━━━ Records for the task ━━━

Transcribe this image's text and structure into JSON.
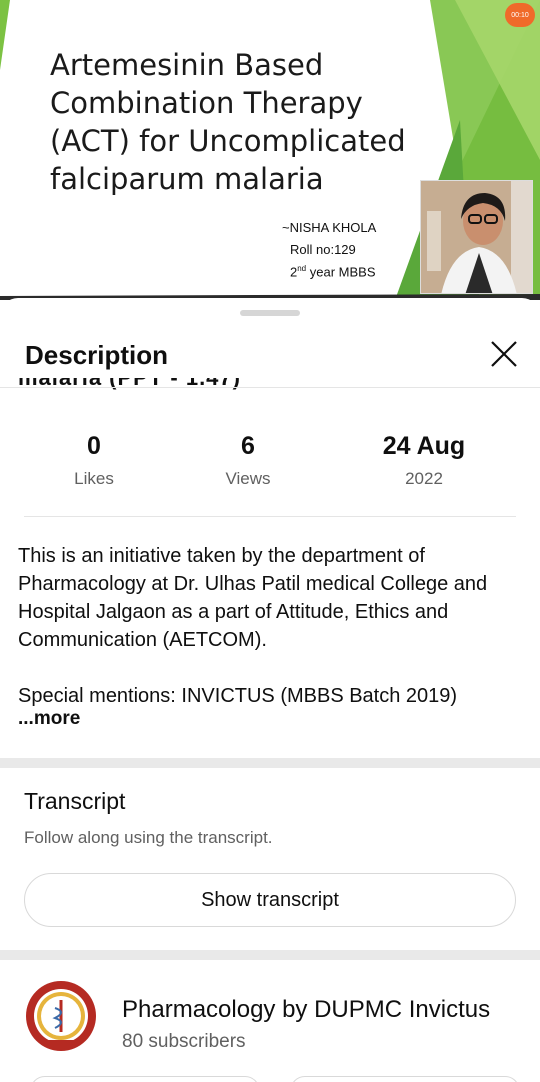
{
  "video": {
    "slide_title": "Artemesinin Based Combination Therapy (ACT) for Uncomplicated falciparum malaria",
    "author": "~NISHA KHOLA",
    "roll": "Roll no:129",
    "year_num": "2",
    "year_sup": "nd",
    "year_rest": " year MBBS",
    "timer": "00:10"
  },
  "sheet": {
    "title": "Description",
    "clipped_title_fragment": "malaria (PPT - 1.47)"
  },
  "stats": {
    "likes": {
      "value": "0",
      "label": "Likes"
    },
    "views": {
      "value": "6",
      "label": "Views"
    },
    "date": {
      "value": "24 Aug",
      "label": "2022"
    }
  },
  "description": {
    "paragraph1": "This is an initiative taken by the department of Pharmacology at Dr. Ulhas Patil medical College and Hospital Jalgaon as a part of Attitude, Ethics and Communication (AETCOM).",
    "paragraph2": "Special mentions: INVICTUS (MBBS Batch 2019)",
    "more": "...more"
  },
  "transcript": {
    "title": "Transcript",
    "subtitle": "Follow along using the transcript.",
    "button": "Show transcript"
  },
  "channel": {
    "name": "Pharmacology by DUPMC Invictus",
    "subscribers": "80 subscribers"
  },
  "colors": {
    "accent_green": "#7cc243",
    "dark_green": "#3f8f2a",
    "timer_orange": "#f06a2a",
    "logo_red": "#b52a22",
    "logo_gold": "#e6b43c"
  }
}
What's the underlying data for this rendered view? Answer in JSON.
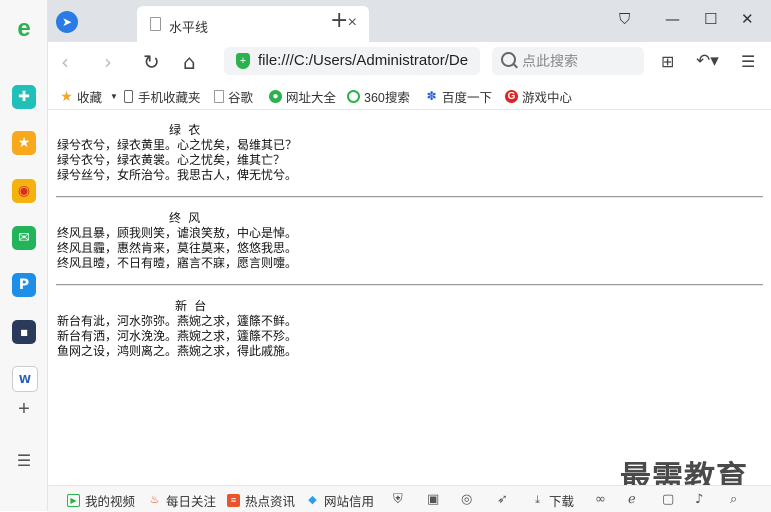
{
  "tab": {
    "title": "水平线"
  },
  "address": {
    "url": "file:///C:/Users/Administrator/De"
  },
  "search": {
    "placeholder": "点此搜索"
  },
  "bookmarks": [
    {
      "label": "收藏",
      "icon": "star-icon",
      "color": "#f5a623"
    },
    {
      "label": "手机收藏夹",
      "icon": "phone-icon",
      "color": "#666666"
    },
    {
      "label": "谷歌",
      "icon": "page-icon",
      "color": "#999999"
    },
    {
      "label": "网址大全",
      "icon": "globe-icon",
      "color": "#2bb24c"
    },
    {
      "label": "360搜索",
      "icon": "search-360-icon",
      "color": "#2bb24c"
    },
    {
      "label": "百度一下",
      "icon": "paw-icon",
      "color": "#3366cc"
    },
    {
      "label": "游戏中心",
      "icon": "game-icon",
      "color": "#e02424"
    }
  ],
  "poems": [
    {
      "title": "绿 衣",
      "lines": [
        "绿兮衣兮，绿衣黄里。心之忧矣，曷维其已？",
        "绿兮衣兮，绿衣黄裳。心之忧矣，维其亡？",
        "绿兮丝兮，女所治兮。我思古人，俾无忧兮。"
      ]
    },
    {
      "title": "终 风",
      "lines": [
        "终风且暴，顾我则笑，谑浪笑敖，中心是悼。",
        "终风且霾，惠然肯来，莫往莫来，悠悠我思。",
        "终风且曀，不日有曀，寤言不寐，愿言则嚏。"
      ]
    },
    {
      "title": "新 台",
      "lines": [
        "新台有泚，河水弥弥。燕婉之求，籧篨不鲜。",
        "新台有洒，河水浼浼。燕婉之求，籧篨不殄。",
        "鱼网之设，鸿则离之。燕婉之求，得此戚施。"
      ]
    }
  ],
  "watermark": "最需教育",
  "statusbar": [
    {
      "label": "我的视频",
      "icon": "video-icon",
      "color": "#2bb24c"
    },
    {
      "label": "每日关注",
      "icon": "fire-icon",
      "color": "#e8542b"
    },
    {
      "label": "热点资讯",
      "icon": "news-icon",
      "color": "#e8542b"
    },
    {
      "label": "网站信用",
      "icon": "drop-icon",
      "color": "#2b9fe8"
    },
    {
      "label": "下载",
      "icon": "download-icon",
      "color": "#555555"
    }
  ]
}
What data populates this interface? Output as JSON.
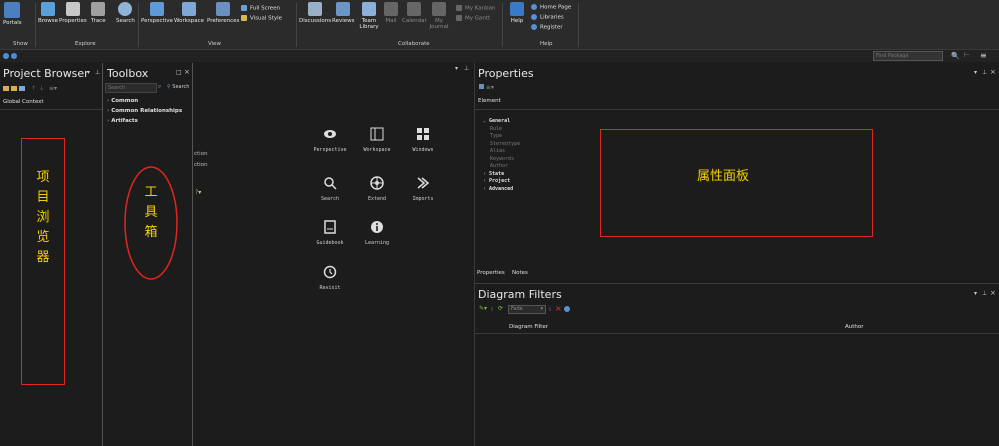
{
  "ribbon": {
    "buttons": [
      {
        "label": "Portals",
        "icon": "home-icon"
      },
      {
        "label": "Browse",
        "icon": "browse-icon"
      },
      {
        "label": "Properties",
        "icon": "properties-icon"
      },
      {
        "label": "Trace",
        "icon": "trace-icon"
      },
      {
        "label": "Search",
        "icon": "search-icon"
      },
      {
        "label": "Perspective",
        "icon": "perspective-icon"
      },
      {
        "label": "Workspace",
        "icon": "workspace-icon"
      },
      {
        "label": "Preferences",
        "icon": "preferences-icon"
      },
      {
        "label": "Discussions",
        "icon": "discussions-icon"
      },
      {
        "label": "Reviews",
        "icon": "reviews-icon"
      },
      {
        "label": "Team Library",
        "icon": "team-library-icon"
      },
      {
        "label": "Mail",
        "icon": "mail-icon"
      },
      {
        "label": "Calendar",
        "icon": "calendar-icon"
      },
      {
        "label": "My Journal",
        "icon": "journal-icon"
      },
      {
        "label": "Help",
        "icon": "help-icon"
      }
    ],
    "view_small": {
      "full_screen": "Full Screen",
      "visual_style": "Visual Style"
    },
    "collab_small": {
      "my_kanban": "My Kanban",
      "my_gantt": "My Gantt"
    },
    "help_small": {
      "home_page": "Home Page",
      "libraries": "Libraries",
      "register": "Register"
    },
    "groups": {
      "show": "Show",
      "explore": "Explore",
      "view": "View",
      "collaborate": "Collaborate",
      "help": "Help"
    }
  },
  "find_package": {
    "placeholder": "Find Package"
  },
  "project_browser": {
    "title": "Project Browser",
    "tabs": [
      "Global",
      "Context"
    ]
  },
  "toolbox": {
    "title": "Toolbox",
    "search_placeholder": "Search",
    "search_button": "Search",
    "items": [
      "Common",
      "Common Relationships",
      "Artifacts"
    ]
  },
  "start_page": {
    "partial_labels": [
      "ction",
      "ction"
    ],
    "tiles": [
      {
        "label": "Perspective",
        "icon": "eye-icon"
      },
      {
        "label": "Workspace",
        "icon": "workspace-icon"
      },
      {
        "label": "Windows",
        "icon": "windows-icon"
      },
      {
        "label": "Search",
        "icon": "search-icon"
      },
      {
        "label": "Extend",
        "icon": "extend-icon"
      },
      {
        "label": "Imports",
        "icon": "import-icon"
      },
      {
        "label": "Guidebook",
        "icon": "guidebook-icon"
      },
      {
        "label": "Learning",
        "icon": "info-icon"
      },
      {
        "label": "Revisit",
        "icon": "history-icon"
      }
    ]
  },
  "properties": {
    "title": "Properties",
    "element_tab": "Element",
    "tree": [
      {
        "label": "General",
        "bold": true
      },
      {
        "label": "Rule",
        "bold": false
      },
      {
        "label": "Type",
        "bold": false
      },
      {
        "label": "Stereotype",
        "bold": false
      },
      {
        "label": "Alias",
        "bold": false
      },
      {
        "label": "Keywords",
        "bold": false
      },
      {
        "label": "Author",
        "bold": false
      },
      {
        "label": "State",
        "bold": true
      },
      {
        "label": "Project",
        "bold": true
      },
      {
        "label": "Advanced",
        "bold": true
      }
    ],
    "bottom_tabs": [
      "Properties",
      "Notes"
    ]
  },
  "diagram_filters": {
    "title": "Diagram Filters",
    "dropdown_value": "Fade",
    "columns": [
      "Diagram Filter",
      "Author"
    ]
  },
  "annotations": {
    "project_browser_zh": "项目浏览器",
    "toolbox_zh": "工具箱",
    "properties_zh": "属性面板"
  },
  "colors": {
    "ribbon_bg": "#2b2b2b",
    "panel_bg": "#1c1c1c",
    "annotation": "#e0261f",
    "annotation_text": "#f2d000"
  }
}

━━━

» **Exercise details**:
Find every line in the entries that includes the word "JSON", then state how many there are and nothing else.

» **Solved problem**:
3